RECORDS FOR THE TASK:
━━━━━━━━━━
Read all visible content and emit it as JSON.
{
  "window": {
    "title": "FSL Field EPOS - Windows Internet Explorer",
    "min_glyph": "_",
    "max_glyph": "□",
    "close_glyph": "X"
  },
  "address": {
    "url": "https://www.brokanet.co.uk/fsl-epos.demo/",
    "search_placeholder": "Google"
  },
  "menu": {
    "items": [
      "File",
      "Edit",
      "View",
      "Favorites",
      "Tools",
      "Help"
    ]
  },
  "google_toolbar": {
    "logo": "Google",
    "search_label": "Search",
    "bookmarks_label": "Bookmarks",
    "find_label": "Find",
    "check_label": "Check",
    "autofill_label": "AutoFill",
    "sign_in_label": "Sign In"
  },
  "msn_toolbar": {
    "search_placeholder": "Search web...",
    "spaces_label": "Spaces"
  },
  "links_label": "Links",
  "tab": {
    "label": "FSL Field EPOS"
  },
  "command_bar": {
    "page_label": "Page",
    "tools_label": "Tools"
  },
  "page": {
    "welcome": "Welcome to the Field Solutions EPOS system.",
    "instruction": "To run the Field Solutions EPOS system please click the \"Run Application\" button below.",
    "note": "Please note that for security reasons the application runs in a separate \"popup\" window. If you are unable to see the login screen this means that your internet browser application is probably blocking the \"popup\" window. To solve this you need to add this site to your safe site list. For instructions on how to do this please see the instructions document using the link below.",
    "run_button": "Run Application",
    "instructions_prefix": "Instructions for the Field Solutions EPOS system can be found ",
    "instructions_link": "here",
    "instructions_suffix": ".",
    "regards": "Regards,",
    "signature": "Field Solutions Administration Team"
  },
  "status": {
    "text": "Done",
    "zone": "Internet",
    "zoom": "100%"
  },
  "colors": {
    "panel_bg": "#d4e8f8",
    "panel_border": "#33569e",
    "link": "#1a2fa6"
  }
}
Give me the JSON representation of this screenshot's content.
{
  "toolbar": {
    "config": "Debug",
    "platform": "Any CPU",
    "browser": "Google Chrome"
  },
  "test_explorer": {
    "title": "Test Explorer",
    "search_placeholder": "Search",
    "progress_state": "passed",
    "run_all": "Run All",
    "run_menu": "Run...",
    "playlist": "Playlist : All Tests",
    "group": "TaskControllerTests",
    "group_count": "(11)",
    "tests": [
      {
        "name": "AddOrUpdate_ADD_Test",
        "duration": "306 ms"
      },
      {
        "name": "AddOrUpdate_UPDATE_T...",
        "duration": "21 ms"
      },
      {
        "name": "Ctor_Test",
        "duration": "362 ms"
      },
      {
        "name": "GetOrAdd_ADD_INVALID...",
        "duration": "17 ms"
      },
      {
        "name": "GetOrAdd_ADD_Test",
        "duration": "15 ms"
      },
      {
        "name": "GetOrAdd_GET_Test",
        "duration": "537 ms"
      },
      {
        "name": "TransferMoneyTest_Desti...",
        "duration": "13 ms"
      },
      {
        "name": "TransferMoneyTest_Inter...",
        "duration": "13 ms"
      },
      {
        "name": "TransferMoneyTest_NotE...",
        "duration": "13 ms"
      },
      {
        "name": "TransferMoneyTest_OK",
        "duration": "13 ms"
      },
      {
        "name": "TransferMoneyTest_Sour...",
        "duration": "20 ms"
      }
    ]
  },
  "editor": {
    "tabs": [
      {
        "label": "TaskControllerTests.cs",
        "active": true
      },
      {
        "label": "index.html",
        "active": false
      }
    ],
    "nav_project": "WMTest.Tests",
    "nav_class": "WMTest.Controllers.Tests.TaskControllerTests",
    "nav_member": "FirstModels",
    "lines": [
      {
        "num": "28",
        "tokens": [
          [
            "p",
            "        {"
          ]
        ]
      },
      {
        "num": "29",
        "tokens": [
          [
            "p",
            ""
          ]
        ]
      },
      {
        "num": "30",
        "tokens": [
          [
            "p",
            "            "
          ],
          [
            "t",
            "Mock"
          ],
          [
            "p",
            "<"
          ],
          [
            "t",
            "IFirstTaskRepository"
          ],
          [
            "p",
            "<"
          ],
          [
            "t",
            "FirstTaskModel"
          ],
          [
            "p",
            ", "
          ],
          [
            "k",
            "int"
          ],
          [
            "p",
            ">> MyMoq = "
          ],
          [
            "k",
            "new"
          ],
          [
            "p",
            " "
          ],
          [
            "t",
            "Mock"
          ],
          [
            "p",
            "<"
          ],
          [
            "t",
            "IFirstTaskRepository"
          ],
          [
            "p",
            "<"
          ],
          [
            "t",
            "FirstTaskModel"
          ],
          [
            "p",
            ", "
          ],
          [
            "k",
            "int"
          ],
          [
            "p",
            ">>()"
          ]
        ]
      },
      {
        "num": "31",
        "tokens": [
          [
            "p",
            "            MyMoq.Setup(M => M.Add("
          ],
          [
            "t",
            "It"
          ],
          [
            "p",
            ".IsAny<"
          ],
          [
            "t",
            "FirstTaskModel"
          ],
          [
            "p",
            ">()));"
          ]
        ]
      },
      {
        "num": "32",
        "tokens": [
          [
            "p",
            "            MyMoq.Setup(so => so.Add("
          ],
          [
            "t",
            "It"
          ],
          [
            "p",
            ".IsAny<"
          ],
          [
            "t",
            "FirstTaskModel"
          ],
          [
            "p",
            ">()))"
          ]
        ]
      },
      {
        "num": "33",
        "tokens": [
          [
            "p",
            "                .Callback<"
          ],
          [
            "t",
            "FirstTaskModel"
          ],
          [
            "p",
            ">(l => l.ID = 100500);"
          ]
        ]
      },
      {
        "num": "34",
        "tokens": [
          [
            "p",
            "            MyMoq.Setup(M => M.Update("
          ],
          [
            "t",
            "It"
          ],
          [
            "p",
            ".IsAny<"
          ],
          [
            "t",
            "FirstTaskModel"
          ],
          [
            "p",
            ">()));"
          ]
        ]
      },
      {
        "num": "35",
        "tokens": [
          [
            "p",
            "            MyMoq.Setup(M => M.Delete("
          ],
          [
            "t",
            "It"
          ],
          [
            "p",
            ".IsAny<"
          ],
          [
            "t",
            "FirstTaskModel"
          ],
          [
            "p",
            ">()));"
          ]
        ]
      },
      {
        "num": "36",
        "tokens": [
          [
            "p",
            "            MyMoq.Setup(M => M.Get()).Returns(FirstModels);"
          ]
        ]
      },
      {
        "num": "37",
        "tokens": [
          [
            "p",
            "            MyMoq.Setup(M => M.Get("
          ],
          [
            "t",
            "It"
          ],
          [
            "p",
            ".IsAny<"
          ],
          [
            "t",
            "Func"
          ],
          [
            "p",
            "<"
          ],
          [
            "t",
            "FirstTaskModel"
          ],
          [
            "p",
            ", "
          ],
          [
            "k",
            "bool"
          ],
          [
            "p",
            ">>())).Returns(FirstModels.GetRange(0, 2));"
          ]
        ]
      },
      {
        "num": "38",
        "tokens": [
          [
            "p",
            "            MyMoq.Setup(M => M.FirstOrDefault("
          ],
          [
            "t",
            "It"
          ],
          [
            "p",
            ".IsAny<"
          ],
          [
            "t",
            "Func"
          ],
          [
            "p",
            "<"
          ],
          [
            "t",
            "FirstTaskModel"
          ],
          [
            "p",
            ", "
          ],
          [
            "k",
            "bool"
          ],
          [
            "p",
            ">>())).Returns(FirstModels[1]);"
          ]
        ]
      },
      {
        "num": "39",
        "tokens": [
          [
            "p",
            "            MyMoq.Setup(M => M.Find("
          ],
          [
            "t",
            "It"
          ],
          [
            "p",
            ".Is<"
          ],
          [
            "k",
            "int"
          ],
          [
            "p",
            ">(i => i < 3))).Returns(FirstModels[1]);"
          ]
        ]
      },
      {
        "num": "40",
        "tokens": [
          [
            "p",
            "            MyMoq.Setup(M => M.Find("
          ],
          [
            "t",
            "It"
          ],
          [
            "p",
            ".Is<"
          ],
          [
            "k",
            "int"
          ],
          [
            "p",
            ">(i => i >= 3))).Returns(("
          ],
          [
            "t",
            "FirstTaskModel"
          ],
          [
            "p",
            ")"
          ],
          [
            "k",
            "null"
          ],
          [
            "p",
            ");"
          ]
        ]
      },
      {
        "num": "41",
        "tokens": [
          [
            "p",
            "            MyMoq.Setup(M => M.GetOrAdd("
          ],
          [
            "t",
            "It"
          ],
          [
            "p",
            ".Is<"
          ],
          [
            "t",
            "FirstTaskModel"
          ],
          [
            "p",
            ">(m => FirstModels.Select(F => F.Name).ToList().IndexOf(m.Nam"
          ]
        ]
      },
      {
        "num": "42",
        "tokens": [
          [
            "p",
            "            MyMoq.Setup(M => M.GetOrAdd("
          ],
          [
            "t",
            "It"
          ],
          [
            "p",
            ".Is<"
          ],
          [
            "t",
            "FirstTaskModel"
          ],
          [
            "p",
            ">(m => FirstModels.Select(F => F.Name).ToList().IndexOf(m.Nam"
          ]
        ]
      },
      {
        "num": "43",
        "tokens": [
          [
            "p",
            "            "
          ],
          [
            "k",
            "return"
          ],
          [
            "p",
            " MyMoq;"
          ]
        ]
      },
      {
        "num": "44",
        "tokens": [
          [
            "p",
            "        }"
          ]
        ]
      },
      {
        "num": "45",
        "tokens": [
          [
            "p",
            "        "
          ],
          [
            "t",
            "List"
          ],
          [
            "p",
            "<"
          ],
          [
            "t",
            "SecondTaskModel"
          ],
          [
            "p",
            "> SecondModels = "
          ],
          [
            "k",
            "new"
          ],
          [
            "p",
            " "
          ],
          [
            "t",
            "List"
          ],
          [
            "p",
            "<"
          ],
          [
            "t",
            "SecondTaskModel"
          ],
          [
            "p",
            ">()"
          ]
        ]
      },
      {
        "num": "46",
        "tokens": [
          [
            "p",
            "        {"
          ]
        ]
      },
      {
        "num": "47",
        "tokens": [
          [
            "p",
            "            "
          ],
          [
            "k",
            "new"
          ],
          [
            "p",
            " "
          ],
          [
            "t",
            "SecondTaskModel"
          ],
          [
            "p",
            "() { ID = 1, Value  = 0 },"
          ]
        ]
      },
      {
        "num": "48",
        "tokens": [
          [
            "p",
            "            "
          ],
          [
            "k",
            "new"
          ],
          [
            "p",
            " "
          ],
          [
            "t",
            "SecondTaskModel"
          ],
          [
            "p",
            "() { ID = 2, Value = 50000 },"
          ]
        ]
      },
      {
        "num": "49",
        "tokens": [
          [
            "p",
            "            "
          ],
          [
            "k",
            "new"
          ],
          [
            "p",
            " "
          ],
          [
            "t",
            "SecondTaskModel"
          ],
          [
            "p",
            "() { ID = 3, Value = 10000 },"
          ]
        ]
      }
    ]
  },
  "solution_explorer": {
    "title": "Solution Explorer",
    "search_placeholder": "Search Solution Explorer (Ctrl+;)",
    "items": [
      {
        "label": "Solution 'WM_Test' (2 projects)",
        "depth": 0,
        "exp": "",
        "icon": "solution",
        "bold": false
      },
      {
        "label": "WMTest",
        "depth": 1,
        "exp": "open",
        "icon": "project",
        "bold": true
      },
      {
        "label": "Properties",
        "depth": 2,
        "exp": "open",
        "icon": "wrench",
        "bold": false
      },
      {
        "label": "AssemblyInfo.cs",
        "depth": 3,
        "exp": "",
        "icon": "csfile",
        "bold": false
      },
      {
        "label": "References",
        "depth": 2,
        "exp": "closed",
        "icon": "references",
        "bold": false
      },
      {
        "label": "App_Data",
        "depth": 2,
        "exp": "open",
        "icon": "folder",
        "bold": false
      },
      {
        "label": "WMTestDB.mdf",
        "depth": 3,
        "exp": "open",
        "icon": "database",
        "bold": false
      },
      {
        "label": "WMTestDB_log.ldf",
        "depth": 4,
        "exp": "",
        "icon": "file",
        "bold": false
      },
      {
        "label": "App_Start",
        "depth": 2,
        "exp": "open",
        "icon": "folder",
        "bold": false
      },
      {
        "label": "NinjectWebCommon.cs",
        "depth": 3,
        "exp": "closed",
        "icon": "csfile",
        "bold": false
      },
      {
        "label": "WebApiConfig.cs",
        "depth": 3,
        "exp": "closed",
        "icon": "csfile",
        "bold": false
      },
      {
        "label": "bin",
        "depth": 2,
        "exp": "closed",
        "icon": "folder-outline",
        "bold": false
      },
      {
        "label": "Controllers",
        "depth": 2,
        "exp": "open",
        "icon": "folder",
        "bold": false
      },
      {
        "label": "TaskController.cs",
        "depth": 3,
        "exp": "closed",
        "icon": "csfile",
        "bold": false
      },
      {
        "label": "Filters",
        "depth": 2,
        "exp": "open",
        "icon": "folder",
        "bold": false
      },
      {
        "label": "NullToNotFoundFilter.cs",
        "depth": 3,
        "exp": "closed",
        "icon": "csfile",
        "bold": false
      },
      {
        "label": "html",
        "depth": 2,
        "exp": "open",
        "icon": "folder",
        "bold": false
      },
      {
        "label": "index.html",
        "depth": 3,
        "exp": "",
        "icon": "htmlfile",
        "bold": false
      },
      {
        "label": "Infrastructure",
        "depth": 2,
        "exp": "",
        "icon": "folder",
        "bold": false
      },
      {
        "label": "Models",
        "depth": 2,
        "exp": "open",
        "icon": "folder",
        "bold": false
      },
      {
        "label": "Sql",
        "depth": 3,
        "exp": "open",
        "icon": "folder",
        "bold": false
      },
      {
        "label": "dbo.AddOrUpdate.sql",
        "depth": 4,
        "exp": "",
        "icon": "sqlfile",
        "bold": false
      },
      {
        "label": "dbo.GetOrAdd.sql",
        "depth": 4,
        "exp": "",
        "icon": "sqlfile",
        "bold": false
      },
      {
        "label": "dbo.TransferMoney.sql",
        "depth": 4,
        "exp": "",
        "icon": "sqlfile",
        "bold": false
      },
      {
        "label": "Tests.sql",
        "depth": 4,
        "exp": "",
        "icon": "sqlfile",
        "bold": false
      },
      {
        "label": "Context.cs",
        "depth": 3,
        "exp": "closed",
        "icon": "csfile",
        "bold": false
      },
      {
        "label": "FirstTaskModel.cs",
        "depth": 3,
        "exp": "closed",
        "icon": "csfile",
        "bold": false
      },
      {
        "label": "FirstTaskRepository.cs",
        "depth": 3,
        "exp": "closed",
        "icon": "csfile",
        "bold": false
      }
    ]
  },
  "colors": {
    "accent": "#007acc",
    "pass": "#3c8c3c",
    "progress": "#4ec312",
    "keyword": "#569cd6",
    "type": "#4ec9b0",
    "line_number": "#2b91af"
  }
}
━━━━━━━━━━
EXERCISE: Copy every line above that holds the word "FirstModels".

RESULT OF THIS EXERCISE:
    "nav_member": "FirstModels",
            "            MyMoq.Setup(M => M.Get()).Returns(FirstModels);"
            ">>())).Returns(FirstModels.GetRange(0, 2));"
            ">>())).Returns(FirstModels[1]);"
            ">(i => i < 3))).Returns(FirstModels[1]);"
            ">(m => FirstModels.Select(F => F.Name).ToList().IndexOf(m.Nam"
            ">(m => FirstModels.Select(F => F.Name).ToList().IndexOf(m.Nam"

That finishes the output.